- In a bowl, whisk together the dry rub ingredients. Remove 2 tsp and set it aside for the consommé.
- Coat the meat pieces in the rub mixture and place them on a baking sheet and cover lightly and let sit overnight in the fridge.
- Trim the stems off your dried peppers and cut or slice them open to remove the seeds. Set the dried peppers aside.
- In a large shallow pan, combine the 1/4 cup of olive oil and the dried chiles and simmer over medium heat. Stir frequently to move them around the pan to start rehydrating them.
- After 5 minutes, carefully pour the beef stock into the pan (be mindful of the hot oil). Bring the heat to medium-high and let the stock and chiles simmer for another 5 minutes or so. Remove from the heat and let cool briefly.
- While the stock mixture cools slightly. Prep the onions, garlic, remaining dry spices, -roasted tomatoes, and vinegar. You can add directly into your large pan if you want to immersion blender or carefully transfer the prepped ingredients and the hot stock mixture into a large blender. Carefully blend until smooth (please take caution).
- Pour the blended consommé into a fine-mesh strainer over a large bowl. Use a whisk to help move the mixture through to create a light, smooth, and thinner consommé. Discard the remains in the strainer and set the consommé aside to be used as the braising liquid for later.
How To Smoke Birria:
- Preheat your charcoal grill or pellet smoker (or a smoker of choice) to 250 F. and set it for indirect heat. Hickory is a great wood to use for this cook!
- Place all of your large pieces of chuck roast and beef short rib directly onto your grill grates and smoke for 60 minutes.
- After an hour, spray some beef stock over the meat to help the bark form. Spray every 45-60 minutes until the internal temperature of each piece reaches at least 165 F. (approximately 3 hours or so).
- Heat the consommé up in the microwave or on the stove. You want it hot before adding the meat to it.

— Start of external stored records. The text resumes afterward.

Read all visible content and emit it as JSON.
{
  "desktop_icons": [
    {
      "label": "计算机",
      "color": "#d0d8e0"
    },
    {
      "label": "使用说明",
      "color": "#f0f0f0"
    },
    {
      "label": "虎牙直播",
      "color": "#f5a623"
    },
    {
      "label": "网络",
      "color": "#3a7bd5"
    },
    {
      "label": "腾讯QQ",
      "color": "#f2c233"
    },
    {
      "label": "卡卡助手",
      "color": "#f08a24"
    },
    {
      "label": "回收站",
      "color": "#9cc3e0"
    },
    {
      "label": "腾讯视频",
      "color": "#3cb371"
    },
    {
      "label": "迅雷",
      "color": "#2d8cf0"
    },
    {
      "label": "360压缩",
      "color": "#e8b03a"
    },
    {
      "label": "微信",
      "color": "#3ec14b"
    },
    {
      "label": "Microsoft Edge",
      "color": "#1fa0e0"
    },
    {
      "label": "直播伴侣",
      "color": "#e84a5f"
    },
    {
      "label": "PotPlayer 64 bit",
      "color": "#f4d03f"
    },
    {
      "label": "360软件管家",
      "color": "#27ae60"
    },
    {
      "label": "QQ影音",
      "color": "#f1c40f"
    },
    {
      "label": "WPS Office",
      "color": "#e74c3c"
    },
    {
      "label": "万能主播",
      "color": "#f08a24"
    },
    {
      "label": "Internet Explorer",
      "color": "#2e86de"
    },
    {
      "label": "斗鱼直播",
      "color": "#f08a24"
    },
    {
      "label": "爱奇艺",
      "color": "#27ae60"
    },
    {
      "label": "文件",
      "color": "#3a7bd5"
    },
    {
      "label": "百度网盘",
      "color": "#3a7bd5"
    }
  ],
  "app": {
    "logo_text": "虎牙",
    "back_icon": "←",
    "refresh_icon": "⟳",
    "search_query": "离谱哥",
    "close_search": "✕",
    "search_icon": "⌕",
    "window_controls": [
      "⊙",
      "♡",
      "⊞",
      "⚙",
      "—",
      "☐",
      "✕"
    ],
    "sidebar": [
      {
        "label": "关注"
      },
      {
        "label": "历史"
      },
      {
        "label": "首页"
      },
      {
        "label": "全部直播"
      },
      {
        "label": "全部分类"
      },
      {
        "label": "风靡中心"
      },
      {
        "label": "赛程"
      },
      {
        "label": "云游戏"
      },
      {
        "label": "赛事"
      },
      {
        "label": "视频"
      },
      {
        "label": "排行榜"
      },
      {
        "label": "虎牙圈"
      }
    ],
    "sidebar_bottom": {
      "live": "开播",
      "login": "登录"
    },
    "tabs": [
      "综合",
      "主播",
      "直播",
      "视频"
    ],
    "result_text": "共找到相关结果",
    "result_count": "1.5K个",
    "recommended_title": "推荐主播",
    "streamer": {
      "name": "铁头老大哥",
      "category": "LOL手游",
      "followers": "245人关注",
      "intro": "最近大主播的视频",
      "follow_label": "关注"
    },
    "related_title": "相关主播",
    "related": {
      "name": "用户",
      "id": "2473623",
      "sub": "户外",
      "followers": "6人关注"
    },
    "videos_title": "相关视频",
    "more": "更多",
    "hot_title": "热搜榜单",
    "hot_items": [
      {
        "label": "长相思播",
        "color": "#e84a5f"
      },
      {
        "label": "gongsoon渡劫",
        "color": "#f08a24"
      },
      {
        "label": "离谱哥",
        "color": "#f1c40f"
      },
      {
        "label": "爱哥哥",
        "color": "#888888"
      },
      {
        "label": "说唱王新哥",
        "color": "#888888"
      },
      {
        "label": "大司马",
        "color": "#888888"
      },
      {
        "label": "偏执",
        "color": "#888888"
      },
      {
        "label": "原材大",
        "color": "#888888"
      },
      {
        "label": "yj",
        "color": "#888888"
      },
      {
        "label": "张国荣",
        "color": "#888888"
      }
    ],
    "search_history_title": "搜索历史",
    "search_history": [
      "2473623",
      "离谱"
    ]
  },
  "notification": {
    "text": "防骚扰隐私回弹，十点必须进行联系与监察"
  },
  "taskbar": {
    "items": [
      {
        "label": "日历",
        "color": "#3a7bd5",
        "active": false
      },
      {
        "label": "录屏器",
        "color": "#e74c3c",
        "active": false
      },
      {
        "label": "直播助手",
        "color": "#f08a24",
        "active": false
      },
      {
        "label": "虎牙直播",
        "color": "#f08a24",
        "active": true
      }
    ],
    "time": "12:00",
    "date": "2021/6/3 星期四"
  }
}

- Remove the pieces of beef and place them in a large aluminum pan (or a Dutch oven you can use on your smoker). If you used the short ribs, I recommend cutting the meat off the bone for easier shredding later. Pour the reserved consommé over the beef pieces to begin smoking and braising your beef birria.

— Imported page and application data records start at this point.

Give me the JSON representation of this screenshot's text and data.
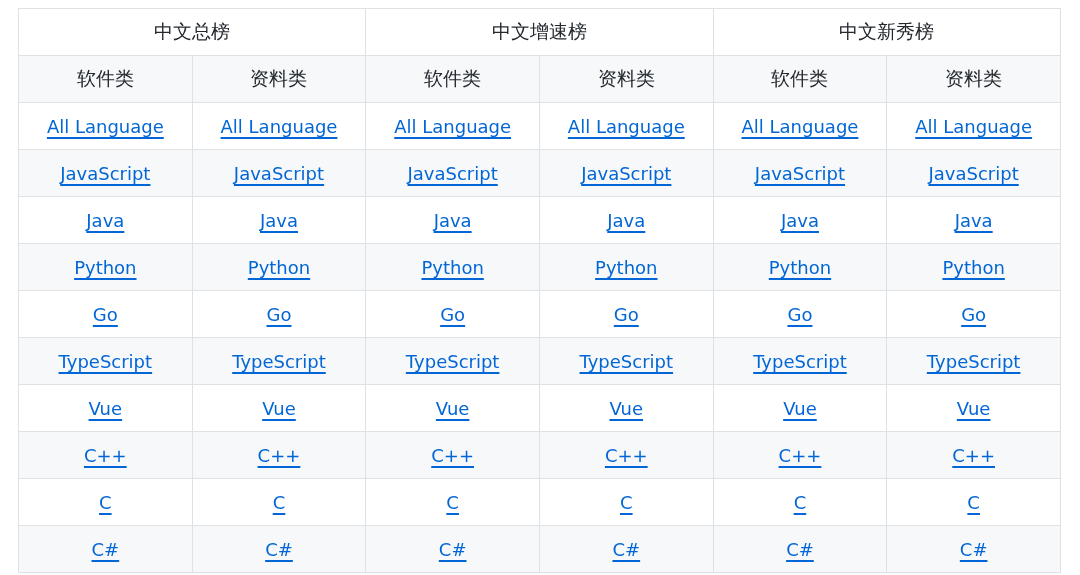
{
  "table": {
    "groups": [
      {
        "title": "中文总榜",
        "columns": [
          "软件类",
          "资料类"
        ]
      },
      {
        "title": "中文增速榜",
        "columns": [
          "软件类",
          "资料类"
        ]
      },
      {
        "title": "中文新秀榜",
        "columns": [
          "软件类",
          "资料类"
        ]
      }
    ],
    "rows": [
      {
        "cells": [
          "All Language",
          "All Language",
          "All Language",
          "All Language",
          "All Language",
          "All Language"
        ]
      },
      {
        "cells": [
          "JavaScript",
          "JavaScript",
          "JavaScript",
          "JavaScript",
          "JavaScript",
          "JavaScript"
        ]
      },
      {
        "cells": [
          "Java",
          "Java",
          "Java",
          "Java",
          "Java",
          "Java"
        ]
      },
      {
        "cells": [
          "Python",
          "Python",
          "Python",
          "Python",
          "Python",
          "Python"
        ]
      },
      {
        "cells": [
          "Go",
          "Go",
          "Go",
          "Go",
          "Go",
          "Go"
        ]
      },
      {
        "cells": [
          "TypeScript",
          "TypeScript",
          "TypeScript",
          "TypeScript",
          "TypeScript",
          "TypeScript"
        ]
      },
      {
        "cells": [
          "Vue",
          "Vue",
          "Vue",
          "Vue",
          "Vue",
          "Vue"
        ]
      },
      {
        "cells": [
          "C++",
          "C++",
          "C++",
          "C++",
          "C++",
          "C++"
        ]
      },
      {
        "cells": [
          "C",
          "C",
          "C",
          "C",
          "C",
          "C"
        ]
      },
      {
        "cells": [
          "C#",
          "C#",
          "C#",
          "C#",
          "C#",
          "C#"
        ]
      }
    ]
  }
}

- Return the pan to the smoker and continue to smoke for another 2-3 hours. You want the meat to be fork tender and it should be easy to shred and pull with forks or by hand. You can also chop it with a knife. I usually check for an internal temperature of 203 F. or higher for tenderness.
- Serve the meat as is like a stew in a bowl. Add lime wedges, cilantro, and diced onions over the top. Additionally, this meat is perfect for making the popular food truck tacos called quesabirria.